**Exercise aim**
Below are the records; collect from them each line containing the string "Sektion".

**Data under study**
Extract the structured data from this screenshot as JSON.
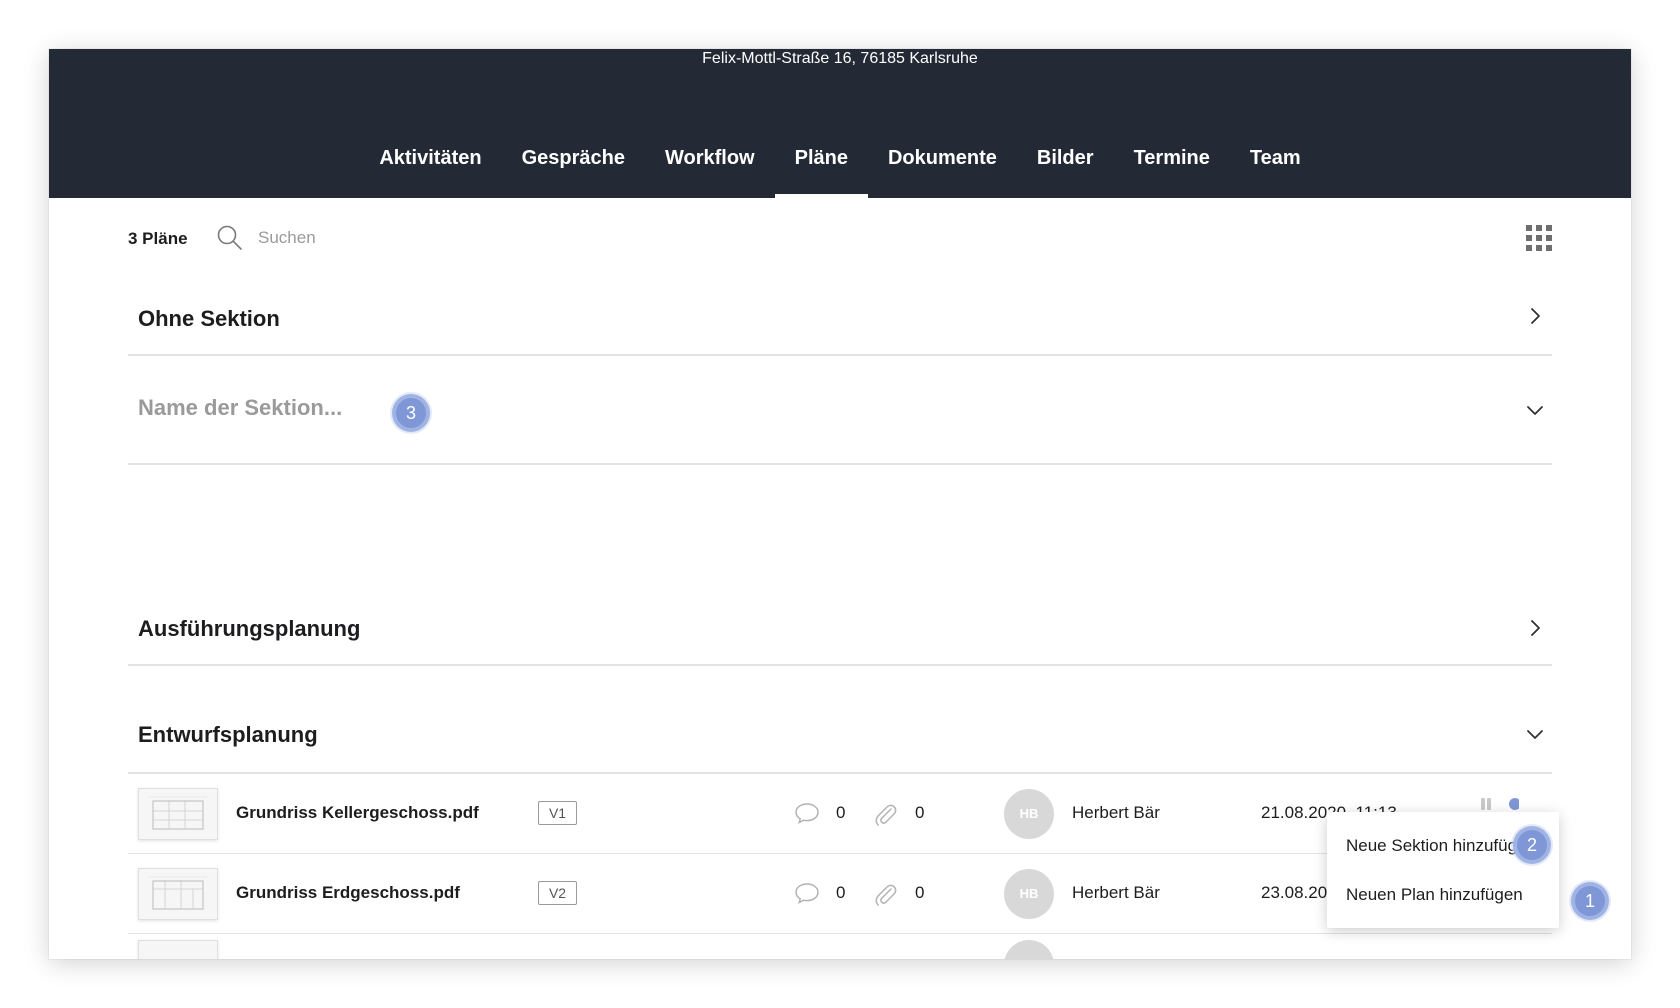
{
  "header": {
    "address": "Felix-Mottl-Straße 16, 76185 Karlsruhe",
    "tabs": [
      {
        "label": "Aktivitäten"
      },
      {
        "label": "Gespräche"
      },
      {
        "label": "Workflow"
      },
      {
        "label": "Pläne"
      },
      {
        "label": "Dokumente"
      },
      {
        "label": "Bilder"
      },
      {
        "label": "Termine"
      },
      {
        "label": "Team"
      }
    ],
    "active_tab": "Pläne"
  },
  "toolbar": {
    "count_label": "3 Pläne",
    "search_placeholder": "Suchen"
  },
  "sections": {
    "without": {
      "title": "Ohne Sektion"
    },
    "new": {
      "placeholder": "Name der Sektion...",
      "badge": "3"
    },
    "execution": {
      "title": "Ausführungsplanung"
    },
    "design": {
      "title": "Entwurfsplanung"
    }
  },
  "plans": [
    {
      "name": "Grundriss Kellergeschoss.pdf",
      "version": "V1",
      "comments": "0",
      "attachments": "0",
      "initials": "HB",
      "author": "Herbert Bär",
      "date": "21.08.2020, 11:13"
    },
    {
      "name": "Grundriss Erdgeschoss.pdf",
      "version": "V2",
      "comments": "0",
      "attachments": "0",
      "initials": "HB",
      "author": "Herbert Bär",
      "date": "23.08.2020"
    }
  ],
  "menu": {
    "items": [
      {
        "label": "Neue Sektion hinzufügen",
        "badge": "2"
      },
      {
        "label": "Neuen Plan hinzufügen",
        "badge": "1"
      }
    ]
  },
  "colors": {
    "header_bg": "#232a36",
    "badge": "#7f97d6",
    "divider": "#e3e3e3"
  }
}
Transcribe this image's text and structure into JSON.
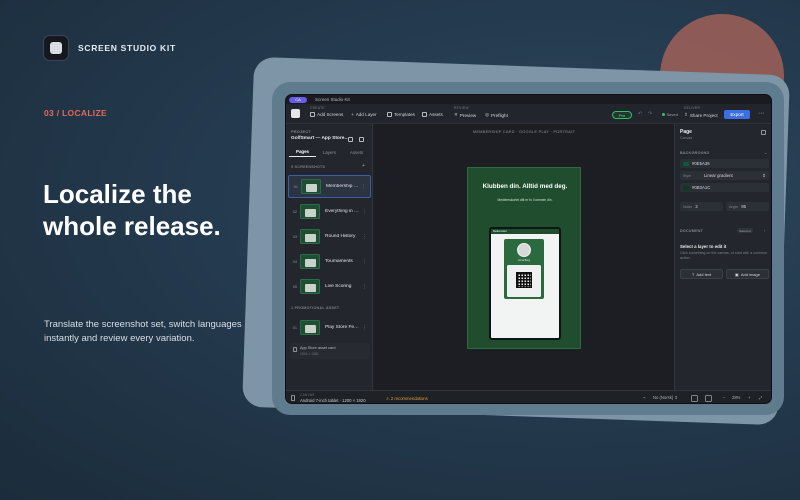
{
  "brand": {
    "name": "SCREEN STUDIO KIT"
  },
  "step": "03 / LOCALIZE",
  "hero": {
    "line1": "Localize the",
    "line2": "whole release."
  },
  "subtitle": "Translate the screenshot set, switch languages instantly and review every variation.",
  "app": {
    "titlebar": {
      "badge": "CA",
      "title": "Screen Studio Kit"
    },
    "toolbar": {
      "create_group": "CREATE",
      "add_screens": "Add Screens",
      "add_layer": "Add Layer",
      "templates": "Templates",
      "assets": "Assets",
      "review_group": "REVIEW",
      "preview": "Preview",
      "preflight": "Preflight",
      "pro": "Pro",
      "saved": "Saved",
      "deliver_group": "DELIVER",
      "share": "Share Project",
      "export": "Export",
      "more": "⋯"
    },
    "left": {
      "project_label": "PROJECT",
      "project_name": "GolfSmart — App Store…",
      "tabs": [
        "Pages",
        "Layers",
        "Assets"
      ],
      "screens_header": "5 SCREENSHOTS",
      "screens": [
        {
          "num": "01",
          "label": "Membership …"
        },
        {
          "num": "02",
          "label": "Everything in …"
        },
        {
          "num": "03",
          "label": "Round History"
        },
        {
          "num": "04",
          "label": "Tournaments"
        },
        {
          "num": "05",
          "label": "Live Scoring"
        }
      ],
      "promo_header": "1 PROMOTIONAL ASSET",
      "promo": {
        "num": "01",
        "label": "Play Store Fe…"
      },
      "asset": {
        "title": "App Store asset card",
        "dims": "1024 × 1080"
      }
    },
    "canvas": {
      "caption": "MEMBERSHIP CARD · GOOGLE PLAY · PORTRAIT",
      "headline": "Klubben din. Alltid med deg.",
      "subline": "Medlemskortet ditt er fo i lommen din.",
      "device_bar": "Medlemskort",
      "member_name": "Anna Berg"
    },
    "right": {
      "title": "Page",
      "subtitle": "Canvas",
      "background_section": "BACKGROUND",
      "color1": "#0E5A36",
      "style_label": "Style",
      "style_value": "Linear gradient",
      "color2": "#0B3A1C",
      "angle_label": "Noise",
      "angle_value": "3",
      "grad_label": "Angle",
      "grad_value": "95",
      "document_section": "DOCUMENT",
      "document_badge": "Selected",
      "empty_title": "Select a layer to edit it",
      "empty_text": "Click something on the canvas, or start with a common action.",
      "add_text": "Add text",
      "add_image": "Add image"
    },
    "status": {
      "group": "CANVAS",
      "device": "Android 7-inch tablet · 1200 × 1920",
      "recommendations": "2 recommendations",
      "locale": "No (Norsk)",
      "zoom": "28%"
    }
  },
  "colors": {
    "accent": "#3B6FE0",
    "highlight": "#E0695E",
    "card_green": "#1F4D2E",
    "pro_green": "#5FE08C",
    "warning": "#D7A13C"
  },
  "icons": [
    "app-logo-icon",
    "add-screens-icon",
    "add-layer-icon",
    "templates-icon",
    "assets-icon",
    "preview-icon",
    "preflight-icon",
    "undo-icon",
    "redo-icon",
    "share-icon",
    "grid-icon",
    "collapse-icon"
  ]
}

**The completed task**
      "title": "Ohne Sektion"
      "placeholder": "Name der Sektion...",
        "label": "Neue Sektion hinzufügen",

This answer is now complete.